§ REQUIREMENT
Given the records below, pull every line with the word "LOOP" into the answer.

##### LISTED RECORDS #####

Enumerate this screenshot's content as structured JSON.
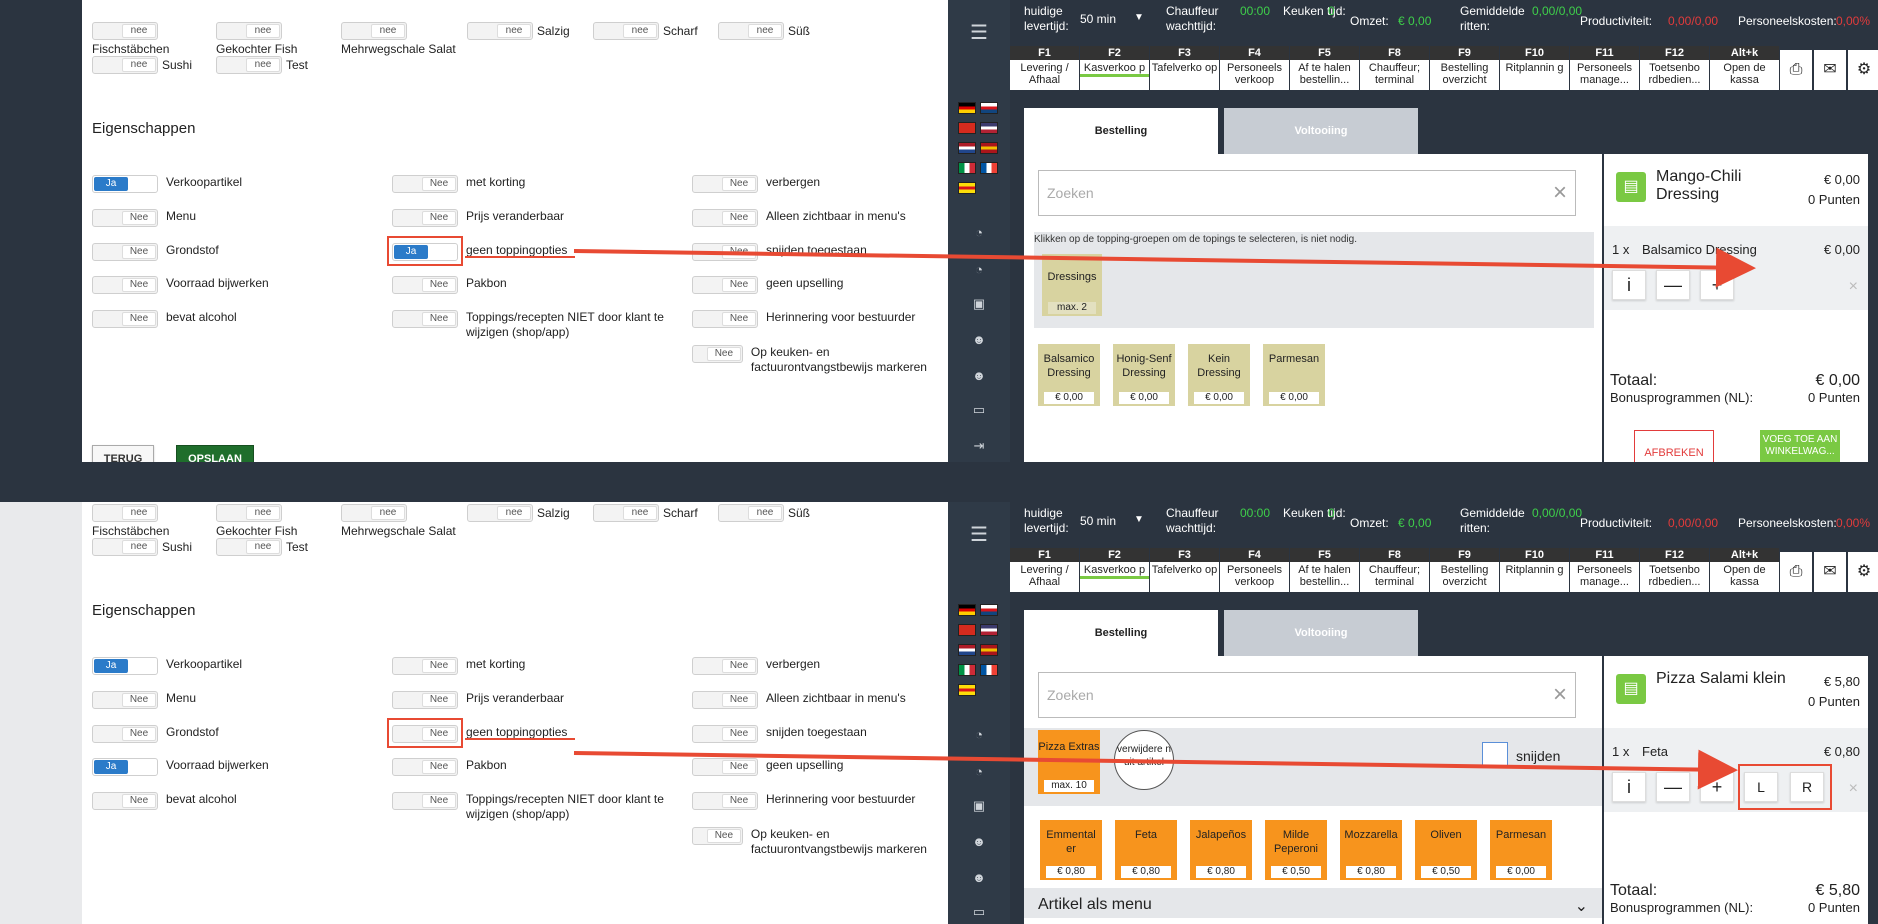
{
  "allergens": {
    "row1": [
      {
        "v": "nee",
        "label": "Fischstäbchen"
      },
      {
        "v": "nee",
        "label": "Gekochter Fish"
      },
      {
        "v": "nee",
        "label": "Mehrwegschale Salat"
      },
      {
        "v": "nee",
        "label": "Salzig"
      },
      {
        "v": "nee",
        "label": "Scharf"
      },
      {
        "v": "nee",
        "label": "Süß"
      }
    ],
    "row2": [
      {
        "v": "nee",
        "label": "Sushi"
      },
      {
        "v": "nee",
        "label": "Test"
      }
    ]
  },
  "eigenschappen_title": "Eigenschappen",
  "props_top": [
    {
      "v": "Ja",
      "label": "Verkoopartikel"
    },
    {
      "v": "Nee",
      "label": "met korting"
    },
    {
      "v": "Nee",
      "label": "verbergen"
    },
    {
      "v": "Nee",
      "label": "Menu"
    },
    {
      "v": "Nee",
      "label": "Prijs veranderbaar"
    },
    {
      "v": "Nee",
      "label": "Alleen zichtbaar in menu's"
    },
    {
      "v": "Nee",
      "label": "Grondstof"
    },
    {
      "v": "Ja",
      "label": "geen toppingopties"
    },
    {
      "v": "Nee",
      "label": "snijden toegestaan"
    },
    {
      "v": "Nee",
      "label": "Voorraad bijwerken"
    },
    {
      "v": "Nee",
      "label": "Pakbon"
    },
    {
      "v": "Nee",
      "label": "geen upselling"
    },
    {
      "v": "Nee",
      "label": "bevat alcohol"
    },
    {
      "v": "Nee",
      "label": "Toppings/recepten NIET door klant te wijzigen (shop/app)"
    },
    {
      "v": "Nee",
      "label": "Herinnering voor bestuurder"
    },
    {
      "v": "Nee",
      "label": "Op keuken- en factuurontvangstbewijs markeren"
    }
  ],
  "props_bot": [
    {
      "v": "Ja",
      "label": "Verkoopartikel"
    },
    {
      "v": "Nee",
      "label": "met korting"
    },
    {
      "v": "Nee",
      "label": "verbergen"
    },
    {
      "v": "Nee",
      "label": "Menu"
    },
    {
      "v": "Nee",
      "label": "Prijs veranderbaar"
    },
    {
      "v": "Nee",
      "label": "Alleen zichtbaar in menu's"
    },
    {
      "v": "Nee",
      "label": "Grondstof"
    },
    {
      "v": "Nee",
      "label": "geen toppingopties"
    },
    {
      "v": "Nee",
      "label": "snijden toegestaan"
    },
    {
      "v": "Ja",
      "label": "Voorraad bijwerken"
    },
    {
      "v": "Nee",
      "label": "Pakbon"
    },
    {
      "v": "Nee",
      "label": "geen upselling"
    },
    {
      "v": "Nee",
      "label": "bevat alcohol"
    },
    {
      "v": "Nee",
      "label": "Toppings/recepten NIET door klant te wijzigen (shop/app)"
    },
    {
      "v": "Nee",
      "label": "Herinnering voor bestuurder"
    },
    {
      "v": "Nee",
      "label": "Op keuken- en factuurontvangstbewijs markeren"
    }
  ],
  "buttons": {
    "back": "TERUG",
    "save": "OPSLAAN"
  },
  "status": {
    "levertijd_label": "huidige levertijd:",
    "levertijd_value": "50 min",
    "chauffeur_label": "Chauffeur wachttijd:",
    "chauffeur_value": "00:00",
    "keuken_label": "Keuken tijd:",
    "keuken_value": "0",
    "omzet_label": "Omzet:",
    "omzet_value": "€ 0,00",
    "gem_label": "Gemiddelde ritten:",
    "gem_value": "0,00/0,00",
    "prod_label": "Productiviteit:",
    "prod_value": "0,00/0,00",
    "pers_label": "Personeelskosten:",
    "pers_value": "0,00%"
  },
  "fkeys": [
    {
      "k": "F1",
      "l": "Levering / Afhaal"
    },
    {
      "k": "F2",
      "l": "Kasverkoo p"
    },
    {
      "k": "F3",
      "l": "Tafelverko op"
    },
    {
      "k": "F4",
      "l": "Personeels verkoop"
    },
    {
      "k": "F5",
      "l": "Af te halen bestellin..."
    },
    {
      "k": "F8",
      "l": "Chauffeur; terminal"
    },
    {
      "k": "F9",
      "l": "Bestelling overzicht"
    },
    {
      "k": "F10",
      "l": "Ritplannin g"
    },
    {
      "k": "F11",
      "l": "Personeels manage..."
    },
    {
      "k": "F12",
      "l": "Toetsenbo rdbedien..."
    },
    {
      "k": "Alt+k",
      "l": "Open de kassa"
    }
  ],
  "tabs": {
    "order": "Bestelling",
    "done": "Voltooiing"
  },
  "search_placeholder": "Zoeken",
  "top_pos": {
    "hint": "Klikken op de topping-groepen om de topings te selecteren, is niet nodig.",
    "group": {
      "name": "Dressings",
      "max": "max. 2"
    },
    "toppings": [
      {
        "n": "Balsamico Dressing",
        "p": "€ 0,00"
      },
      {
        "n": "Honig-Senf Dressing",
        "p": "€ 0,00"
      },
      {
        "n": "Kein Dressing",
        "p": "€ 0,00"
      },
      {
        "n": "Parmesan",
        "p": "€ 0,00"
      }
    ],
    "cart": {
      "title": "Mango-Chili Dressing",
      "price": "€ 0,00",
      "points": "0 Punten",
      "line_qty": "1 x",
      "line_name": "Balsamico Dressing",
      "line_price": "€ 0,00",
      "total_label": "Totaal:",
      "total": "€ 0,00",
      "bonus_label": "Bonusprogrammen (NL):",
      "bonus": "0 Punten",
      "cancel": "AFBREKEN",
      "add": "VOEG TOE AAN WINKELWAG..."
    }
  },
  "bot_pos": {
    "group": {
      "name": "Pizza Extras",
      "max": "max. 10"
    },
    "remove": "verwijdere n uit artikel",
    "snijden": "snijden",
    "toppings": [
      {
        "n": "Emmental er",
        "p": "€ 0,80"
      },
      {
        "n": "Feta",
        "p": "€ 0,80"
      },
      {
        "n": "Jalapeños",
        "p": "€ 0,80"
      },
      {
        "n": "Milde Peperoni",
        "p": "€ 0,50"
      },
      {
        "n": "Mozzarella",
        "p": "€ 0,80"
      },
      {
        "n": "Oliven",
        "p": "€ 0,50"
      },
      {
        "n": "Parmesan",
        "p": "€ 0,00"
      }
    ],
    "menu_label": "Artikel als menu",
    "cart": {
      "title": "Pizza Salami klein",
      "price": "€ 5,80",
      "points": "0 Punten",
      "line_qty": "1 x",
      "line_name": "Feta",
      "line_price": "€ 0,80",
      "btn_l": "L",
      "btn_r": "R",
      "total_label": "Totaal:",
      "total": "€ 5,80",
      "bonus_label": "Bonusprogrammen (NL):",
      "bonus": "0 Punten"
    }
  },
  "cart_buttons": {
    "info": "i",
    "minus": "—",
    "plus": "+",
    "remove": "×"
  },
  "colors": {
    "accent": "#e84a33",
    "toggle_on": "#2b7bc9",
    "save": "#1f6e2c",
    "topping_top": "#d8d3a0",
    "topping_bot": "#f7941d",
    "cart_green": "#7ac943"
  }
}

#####
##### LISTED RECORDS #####

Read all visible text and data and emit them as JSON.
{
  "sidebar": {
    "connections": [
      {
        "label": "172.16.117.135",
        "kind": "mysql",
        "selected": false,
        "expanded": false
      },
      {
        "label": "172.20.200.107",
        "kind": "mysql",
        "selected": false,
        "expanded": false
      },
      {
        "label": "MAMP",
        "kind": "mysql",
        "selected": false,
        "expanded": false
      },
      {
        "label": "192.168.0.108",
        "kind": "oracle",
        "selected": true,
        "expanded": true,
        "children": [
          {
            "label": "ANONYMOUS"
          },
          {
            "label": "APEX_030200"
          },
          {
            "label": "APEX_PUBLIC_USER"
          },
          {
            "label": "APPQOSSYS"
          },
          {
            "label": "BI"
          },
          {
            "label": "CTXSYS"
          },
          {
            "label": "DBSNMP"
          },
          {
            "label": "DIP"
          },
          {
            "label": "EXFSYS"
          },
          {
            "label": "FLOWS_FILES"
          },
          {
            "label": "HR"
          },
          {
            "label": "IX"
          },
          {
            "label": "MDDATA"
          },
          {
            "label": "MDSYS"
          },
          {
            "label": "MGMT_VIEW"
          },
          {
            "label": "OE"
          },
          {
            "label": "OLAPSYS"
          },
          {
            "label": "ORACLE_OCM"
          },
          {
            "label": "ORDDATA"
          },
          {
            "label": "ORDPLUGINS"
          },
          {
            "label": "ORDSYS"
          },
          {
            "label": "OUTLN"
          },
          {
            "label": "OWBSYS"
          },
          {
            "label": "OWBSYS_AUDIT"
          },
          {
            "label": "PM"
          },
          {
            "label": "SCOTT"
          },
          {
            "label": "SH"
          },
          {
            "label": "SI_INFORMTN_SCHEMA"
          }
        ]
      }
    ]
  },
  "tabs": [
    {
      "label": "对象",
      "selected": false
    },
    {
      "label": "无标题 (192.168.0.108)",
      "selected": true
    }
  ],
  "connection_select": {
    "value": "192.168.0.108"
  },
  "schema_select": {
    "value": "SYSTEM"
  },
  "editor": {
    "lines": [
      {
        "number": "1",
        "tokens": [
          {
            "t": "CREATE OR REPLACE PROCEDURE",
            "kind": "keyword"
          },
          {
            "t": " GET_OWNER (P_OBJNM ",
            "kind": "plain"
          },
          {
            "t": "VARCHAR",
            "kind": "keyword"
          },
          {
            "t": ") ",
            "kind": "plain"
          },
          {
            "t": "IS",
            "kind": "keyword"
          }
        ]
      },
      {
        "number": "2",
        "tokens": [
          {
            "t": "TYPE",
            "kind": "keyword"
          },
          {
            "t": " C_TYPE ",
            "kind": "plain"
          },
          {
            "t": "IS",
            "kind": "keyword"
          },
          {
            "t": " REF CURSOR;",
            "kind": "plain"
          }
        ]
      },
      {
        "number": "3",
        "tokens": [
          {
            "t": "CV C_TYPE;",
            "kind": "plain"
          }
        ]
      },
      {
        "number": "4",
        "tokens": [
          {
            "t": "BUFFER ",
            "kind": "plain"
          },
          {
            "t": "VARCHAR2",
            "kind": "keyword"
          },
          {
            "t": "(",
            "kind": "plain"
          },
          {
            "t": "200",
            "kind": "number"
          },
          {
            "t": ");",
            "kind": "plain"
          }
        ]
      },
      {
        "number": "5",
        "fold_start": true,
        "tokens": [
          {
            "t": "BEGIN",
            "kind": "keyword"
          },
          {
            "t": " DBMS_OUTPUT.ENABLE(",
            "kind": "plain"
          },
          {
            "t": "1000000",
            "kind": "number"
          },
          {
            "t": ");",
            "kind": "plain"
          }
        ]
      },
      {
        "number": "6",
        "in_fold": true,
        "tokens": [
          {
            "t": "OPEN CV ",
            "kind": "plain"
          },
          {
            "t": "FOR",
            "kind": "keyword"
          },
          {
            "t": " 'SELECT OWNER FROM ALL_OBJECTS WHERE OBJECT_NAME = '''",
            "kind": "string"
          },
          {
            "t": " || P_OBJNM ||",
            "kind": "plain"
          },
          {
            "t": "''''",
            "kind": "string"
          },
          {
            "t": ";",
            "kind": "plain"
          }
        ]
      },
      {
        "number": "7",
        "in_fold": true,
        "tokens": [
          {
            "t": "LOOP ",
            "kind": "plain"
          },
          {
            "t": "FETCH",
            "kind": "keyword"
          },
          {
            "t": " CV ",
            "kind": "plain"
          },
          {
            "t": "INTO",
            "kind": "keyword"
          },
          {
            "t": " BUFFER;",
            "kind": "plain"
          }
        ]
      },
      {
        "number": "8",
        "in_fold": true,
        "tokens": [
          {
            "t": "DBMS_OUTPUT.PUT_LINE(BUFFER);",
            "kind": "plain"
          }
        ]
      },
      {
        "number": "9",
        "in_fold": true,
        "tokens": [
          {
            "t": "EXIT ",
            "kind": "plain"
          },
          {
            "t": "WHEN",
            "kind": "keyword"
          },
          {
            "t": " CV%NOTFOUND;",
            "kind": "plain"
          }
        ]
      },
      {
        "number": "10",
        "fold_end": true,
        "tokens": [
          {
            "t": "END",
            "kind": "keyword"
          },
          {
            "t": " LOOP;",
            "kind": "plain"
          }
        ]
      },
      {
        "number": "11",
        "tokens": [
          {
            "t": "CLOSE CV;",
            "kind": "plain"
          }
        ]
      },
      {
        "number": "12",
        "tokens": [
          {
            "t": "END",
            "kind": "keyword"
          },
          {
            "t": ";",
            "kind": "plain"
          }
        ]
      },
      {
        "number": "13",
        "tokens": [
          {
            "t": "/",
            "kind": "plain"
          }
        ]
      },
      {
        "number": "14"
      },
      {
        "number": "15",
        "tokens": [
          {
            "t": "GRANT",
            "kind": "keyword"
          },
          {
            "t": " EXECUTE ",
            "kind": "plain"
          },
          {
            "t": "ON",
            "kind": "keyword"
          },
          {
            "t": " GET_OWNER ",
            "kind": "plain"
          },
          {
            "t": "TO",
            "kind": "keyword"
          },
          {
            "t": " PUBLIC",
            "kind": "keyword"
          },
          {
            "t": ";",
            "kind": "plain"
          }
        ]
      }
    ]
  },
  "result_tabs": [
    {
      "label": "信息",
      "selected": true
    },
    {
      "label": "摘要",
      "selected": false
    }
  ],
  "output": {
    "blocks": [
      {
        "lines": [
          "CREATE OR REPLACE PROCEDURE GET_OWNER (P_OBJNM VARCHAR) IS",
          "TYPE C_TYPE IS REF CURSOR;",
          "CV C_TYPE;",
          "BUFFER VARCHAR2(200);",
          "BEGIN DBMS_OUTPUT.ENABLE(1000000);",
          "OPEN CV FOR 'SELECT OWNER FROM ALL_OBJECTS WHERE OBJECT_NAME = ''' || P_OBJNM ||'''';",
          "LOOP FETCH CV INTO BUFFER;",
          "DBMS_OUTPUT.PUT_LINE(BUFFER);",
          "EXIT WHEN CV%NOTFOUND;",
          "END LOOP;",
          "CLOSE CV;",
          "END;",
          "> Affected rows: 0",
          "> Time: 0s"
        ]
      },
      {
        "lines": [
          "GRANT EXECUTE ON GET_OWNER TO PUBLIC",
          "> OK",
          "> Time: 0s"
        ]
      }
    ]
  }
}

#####
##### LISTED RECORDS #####

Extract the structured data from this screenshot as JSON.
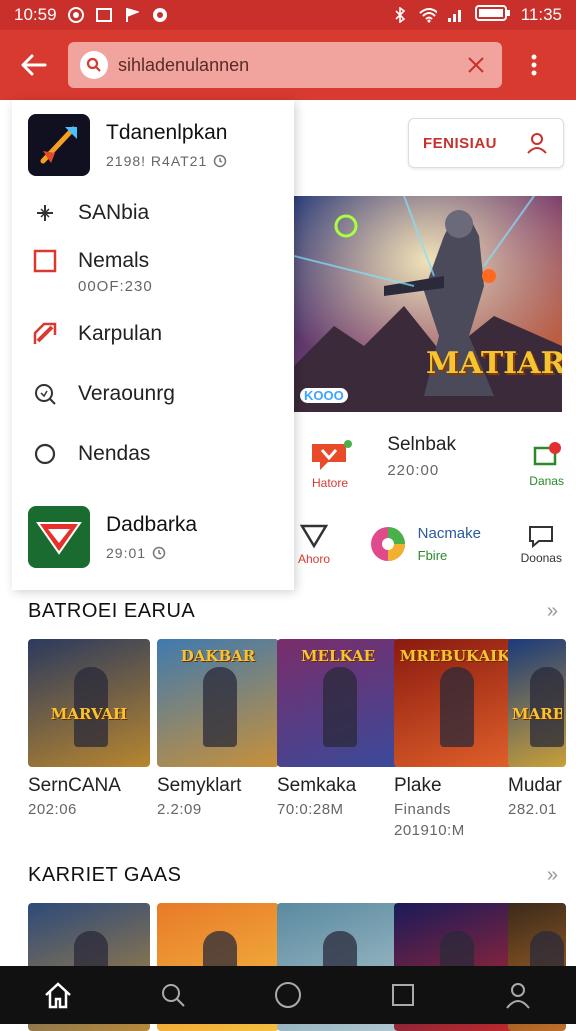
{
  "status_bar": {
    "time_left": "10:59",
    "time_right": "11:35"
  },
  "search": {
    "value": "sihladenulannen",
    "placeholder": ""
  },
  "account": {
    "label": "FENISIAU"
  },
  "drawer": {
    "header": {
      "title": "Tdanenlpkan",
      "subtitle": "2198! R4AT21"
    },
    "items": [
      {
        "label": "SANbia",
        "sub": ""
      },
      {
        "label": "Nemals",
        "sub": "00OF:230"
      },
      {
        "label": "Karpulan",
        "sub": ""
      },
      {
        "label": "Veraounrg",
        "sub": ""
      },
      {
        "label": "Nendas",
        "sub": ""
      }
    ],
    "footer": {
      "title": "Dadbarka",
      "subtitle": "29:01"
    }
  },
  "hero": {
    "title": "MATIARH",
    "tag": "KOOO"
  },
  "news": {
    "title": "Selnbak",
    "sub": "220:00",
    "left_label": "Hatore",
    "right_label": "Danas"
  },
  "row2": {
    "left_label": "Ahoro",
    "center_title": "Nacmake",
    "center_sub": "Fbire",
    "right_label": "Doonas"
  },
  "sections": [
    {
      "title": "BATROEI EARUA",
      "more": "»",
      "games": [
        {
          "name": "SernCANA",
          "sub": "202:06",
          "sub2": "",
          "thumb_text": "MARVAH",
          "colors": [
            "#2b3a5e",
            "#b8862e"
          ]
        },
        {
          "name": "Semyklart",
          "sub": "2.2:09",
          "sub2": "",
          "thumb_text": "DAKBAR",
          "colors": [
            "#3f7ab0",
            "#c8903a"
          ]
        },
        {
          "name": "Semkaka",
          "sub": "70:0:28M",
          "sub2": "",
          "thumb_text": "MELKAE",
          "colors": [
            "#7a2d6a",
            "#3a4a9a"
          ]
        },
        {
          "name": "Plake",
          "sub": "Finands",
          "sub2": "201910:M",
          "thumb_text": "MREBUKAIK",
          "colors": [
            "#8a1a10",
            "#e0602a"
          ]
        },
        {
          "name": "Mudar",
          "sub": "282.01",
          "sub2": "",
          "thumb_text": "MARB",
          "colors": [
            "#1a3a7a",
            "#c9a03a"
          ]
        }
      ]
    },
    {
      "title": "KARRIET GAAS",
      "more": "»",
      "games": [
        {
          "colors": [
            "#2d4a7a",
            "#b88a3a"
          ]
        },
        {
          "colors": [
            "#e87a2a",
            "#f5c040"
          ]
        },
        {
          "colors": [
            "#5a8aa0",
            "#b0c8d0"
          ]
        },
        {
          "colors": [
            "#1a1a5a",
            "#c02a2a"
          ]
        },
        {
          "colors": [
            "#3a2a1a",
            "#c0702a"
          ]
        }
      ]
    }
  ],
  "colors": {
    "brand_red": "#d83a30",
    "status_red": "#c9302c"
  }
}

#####

§ ANSWER BOX
            "t": "LOOP ",
            "t": " LOOP;",
          "LOOP FETCH CV INTO BUFFER;",
          "END LOOP;",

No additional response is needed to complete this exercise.